Excerpts from a dataset

%%

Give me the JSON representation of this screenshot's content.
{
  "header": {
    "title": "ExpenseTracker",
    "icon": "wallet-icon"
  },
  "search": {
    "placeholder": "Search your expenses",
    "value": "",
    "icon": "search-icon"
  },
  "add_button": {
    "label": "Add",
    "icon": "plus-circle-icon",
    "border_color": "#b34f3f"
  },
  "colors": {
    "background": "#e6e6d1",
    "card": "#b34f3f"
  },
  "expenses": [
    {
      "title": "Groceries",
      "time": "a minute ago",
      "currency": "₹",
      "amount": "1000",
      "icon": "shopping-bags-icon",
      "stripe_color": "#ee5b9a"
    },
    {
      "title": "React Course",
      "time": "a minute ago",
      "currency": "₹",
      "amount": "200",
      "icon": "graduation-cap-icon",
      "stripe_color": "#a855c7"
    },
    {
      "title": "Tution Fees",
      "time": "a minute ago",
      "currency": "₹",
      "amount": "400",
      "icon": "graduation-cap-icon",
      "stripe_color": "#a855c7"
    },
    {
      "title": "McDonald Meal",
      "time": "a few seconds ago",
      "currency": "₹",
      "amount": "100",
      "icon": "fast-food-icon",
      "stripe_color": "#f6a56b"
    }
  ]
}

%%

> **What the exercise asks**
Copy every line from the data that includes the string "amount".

> **Written answer**
      "amount": "1000",
      "amount": "200",
      "amount": "400",
      "amount": "100",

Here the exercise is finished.